• **Task goal**
In full and without error, repeat the entries below.

--------------------

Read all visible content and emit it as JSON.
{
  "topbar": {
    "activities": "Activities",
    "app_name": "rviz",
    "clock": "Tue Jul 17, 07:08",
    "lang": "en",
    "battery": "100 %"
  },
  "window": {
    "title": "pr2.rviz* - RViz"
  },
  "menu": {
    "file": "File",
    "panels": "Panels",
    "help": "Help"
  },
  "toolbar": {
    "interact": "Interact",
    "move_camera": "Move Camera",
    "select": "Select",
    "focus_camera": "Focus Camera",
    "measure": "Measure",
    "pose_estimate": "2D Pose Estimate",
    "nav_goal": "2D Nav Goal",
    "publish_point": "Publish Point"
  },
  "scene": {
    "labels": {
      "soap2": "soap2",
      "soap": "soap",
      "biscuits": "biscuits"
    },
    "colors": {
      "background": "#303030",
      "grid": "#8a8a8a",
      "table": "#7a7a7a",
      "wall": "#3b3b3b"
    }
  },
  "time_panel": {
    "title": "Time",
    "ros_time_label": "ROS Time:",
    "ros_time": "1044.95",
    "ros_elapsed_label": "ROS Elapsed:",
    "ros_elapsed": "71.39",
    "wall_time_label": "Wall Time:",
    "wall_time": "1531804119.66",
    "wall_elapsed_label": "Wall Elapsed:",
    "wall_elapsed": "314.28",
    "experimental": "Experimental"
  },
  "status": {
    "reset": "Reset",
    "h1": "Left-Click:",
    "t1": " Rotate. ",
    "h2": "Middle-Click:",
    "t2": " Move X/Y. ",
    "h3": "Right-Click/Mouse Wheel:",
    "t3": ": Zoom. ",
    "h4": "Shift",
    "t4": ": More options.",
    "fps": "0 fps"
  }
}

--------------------

• **Reply**
Read all visible content and emit it as JSON.
{
  "topbar": {
    "activities": "Activities",
    "app_name": "rviz",
    "clock": "Tue Jul 17, 07:08",
    "lang": "en",
    "battery": "100 %"
  },
  "window": {
    "title": "pr2.rviz* - RViz"
  },
  "menu": {
    "file": "File",
    "panels": "Panels",
    "help": "Help"
  },
  "toolbar": {
    "interact": "Interact",
    "move_camera": "Move Camera",
    "select": "Select",
    "focus_camera": "Focus Camera",
    "measure": "Measure",
    "pose_estimate": "2D Pose Estimate",
    "nav_goal": "2D Nav Goal",
    "publish_point": "Publish Point"
  },
  "scene": {
    "labels": {
      "soap2": "soap2",
      "soap": "soap",
      "biscuits": "biscuits"
    },
    "colors": {
      "background": "#303030",
      "grid": "#8a8a8a",
      "table": "#7a7a7a",
      "wall": "#3b3b3b"
    }
  },
  "time_panel": {
    "title": "Time",
    "ros_time_label": "ROS Time:",
    "ros_time": "1044.95",
    "ros_elapsed_label": "ROS Elapsed:",
    "ros_elapsed": "71.39",
    "wall_time_label": "Wall Time:",
    "wall_time": "1531804119.66",
    "wall_elapsed_label": "Wall Elapsed:",
    "wall_elapsed": "314.28",
    "experimental": "Experimental"
  },
  "status": {
    "reset": "Reset",
    "h1": "Left-Click:",
    "t1": " Rotate. ",
    "h2": "Middle-Click:",
    "t2": " Move X/Y. ",
    "h3": "Right-Click/Mouse Wheel:",
    "t3": ": Zoom. ",
    "h4": "Shift",
    "t4": ": More options.",
    "fps": "0 fps"
  }
}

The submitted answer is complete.